The rise and rise of the flexible workspace

andrewcook

There has been a lot of noise in the media recently about the flexible workspace industry, and for good reason. It is a segment of the commercial office industry that can no longer be ignored or thought of as a passing fad. It is here to stay and growing. Tenants want it, landlords need it and flex space providers are taking up space – a lot of it – to position themselves well for future demand.

“In 2018, we saw incredible growth in the Sydney CBD flexible workspace market of 47% due to aggressive expansion from operators,” Sami Schiavi, Flexible Workspace Specialist at Colliers International, says.

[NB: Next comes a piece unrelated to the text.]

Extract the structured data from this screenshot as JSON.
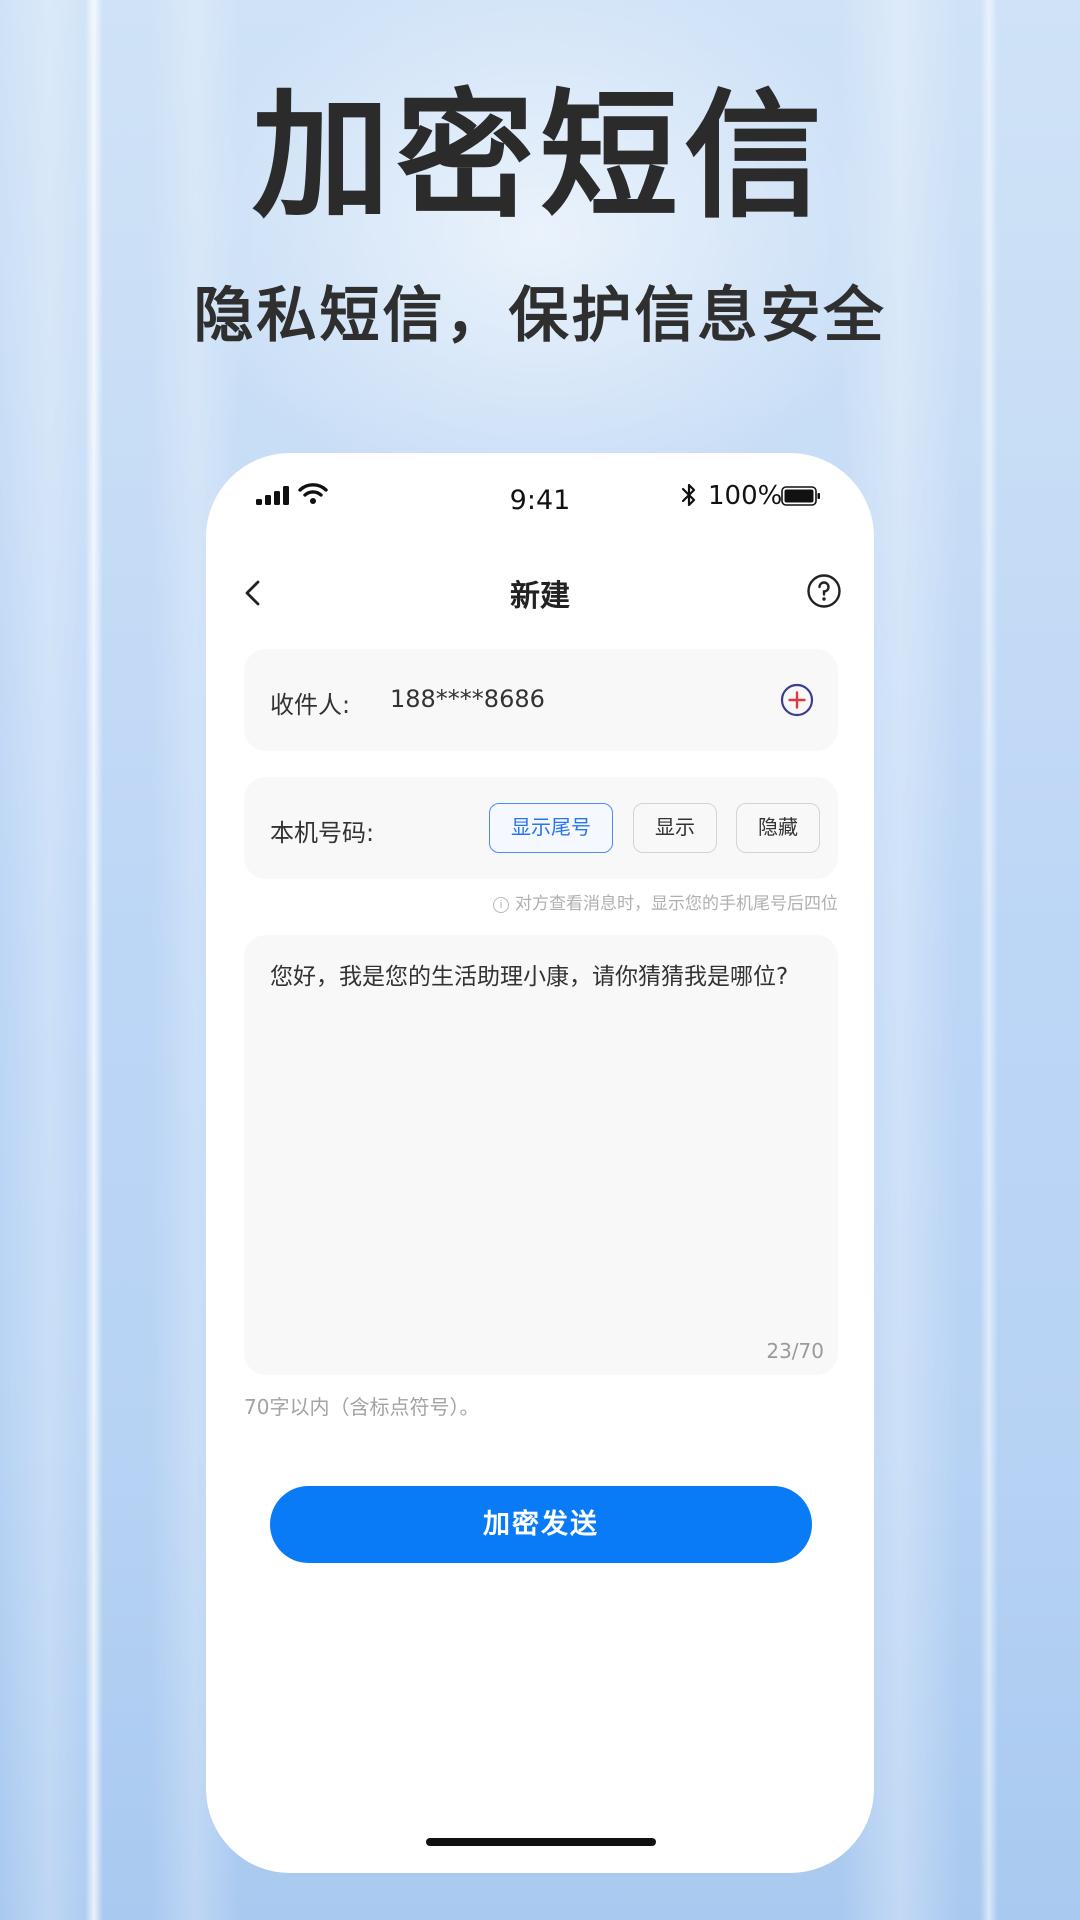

So, what is the secret to its success? Why are more and more businesses becoming attracted to flexible workspace and why are building owners now seeing this as a must have amenity? Ms Schiavi says the answer lies in the name – flexibility.

“Looking at it from the perspective of a tenant, the options are endless,” Ms Schiavi says. “With over 50 operators in the Sydney CBD market alone, running over 100 centres on various business models with different services and amenities, there is quite literally a solution to suit any business of any size within any industry.”

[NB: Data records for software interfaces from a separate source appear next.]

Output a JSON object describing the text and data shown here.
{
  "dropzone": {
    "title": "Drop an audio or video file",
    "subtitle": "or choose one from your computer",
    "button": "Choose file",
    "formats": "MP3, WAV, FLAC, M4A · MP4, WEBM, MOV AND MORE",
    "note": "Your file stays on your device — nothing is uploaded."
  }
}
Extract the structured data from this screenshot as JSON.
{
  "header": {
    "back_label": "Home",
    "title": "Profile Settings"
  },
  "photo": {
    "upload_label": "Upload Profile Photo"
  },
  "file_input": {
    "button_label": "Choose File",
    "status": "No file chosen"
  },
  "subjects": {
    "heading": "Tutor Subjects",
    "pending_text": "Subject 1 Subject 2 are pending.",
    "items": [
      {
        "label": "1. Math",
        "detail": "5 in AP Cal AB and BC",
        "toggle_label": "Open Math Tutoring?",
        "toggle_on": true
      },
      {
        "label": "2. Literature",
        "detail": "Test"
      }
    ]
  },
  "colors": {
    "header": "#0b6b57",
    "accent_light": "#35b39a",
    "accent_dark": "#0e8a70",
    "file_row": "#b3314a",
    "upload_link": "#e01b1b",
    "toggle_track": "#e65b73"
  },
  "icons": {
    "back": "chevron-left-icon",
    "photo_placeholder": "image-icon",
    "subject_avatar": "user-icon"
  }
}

On the chance that a business doesn’t quite fit an out-of-the box solution, spaces can be tailored to the tenant’s needs. Increasingly, corporations are getting in early at new centres and receiving bespoke fit outs to their exact requirements.

“The level of privacy, security and communal space can also be customised all on flexible lease terms and lengths,” Ms Schiavi says. “And a big draw card for tenants is the fact that they don’t require a bank guarantee.”

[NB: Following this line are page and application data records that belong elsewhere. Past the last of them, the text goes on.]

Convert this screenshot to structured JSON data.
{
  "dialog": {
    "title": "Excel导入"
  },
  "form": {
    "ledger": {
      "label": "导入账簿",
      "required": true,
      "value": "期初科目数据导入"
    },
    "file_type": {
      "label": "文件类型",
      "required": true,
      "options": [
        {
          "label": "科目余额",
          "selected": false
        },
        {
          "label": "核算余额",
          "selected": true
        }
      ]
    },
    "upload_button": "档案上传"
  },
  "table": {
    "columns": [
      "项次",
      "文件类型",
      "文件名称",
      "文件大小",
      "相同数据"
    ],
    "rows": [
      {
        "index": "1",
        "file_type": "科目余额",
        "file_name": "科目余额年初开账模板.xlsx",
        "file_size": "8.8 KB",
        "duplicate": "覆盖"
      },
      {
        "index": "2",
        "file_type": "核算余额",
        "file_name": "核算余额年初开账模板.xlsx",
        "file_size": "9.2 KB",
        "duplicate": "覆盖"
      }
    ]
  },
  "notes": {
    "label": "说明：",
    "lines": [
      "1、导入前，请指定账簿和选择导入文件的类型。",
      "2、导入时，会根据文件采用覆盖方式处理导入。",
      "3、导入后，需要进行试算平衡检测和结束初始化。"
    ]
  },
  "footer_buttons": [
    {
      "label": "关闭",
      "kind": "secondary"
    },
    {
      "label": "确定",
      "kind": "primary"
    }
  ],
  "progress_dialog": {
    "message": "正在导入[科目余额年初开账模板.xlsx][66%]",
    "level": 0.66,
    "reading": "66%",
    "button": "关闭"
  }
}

Landlords are also increasingly becoming participants in the sector as a way to ensure the shifting demands of tenants are met. Building owners are expanding their flex offering within their assets, be it through their own brands or by partnering with flex space operators.

“This has been driven by the increase in demand from larger corporations taking up desks in customised suites in flex space centres and the fact that flexible workspaces have become a staple building amenity in the eyes of tenants,” Ms Schiavi says. “And we expect this demand to gain momentum throughout the rest of 2019 and beyond.”

2019 is set to be another big year for the flexible workspace sector.  However, even tighter vacancy and limited new supply may ultimately limit deal flow, which may lead to some operators having a closer look at the North Sydney, City Fringe and Metro markets.

Notwithstanding this, already to date in 2019 JustCo has completed two deals in the CBD, IWG has secured a major site at 60 Martin Place for their flagship Spaces centre, Campfire have secured a centre in Pyrmont and The Hub will be opening in Customs House.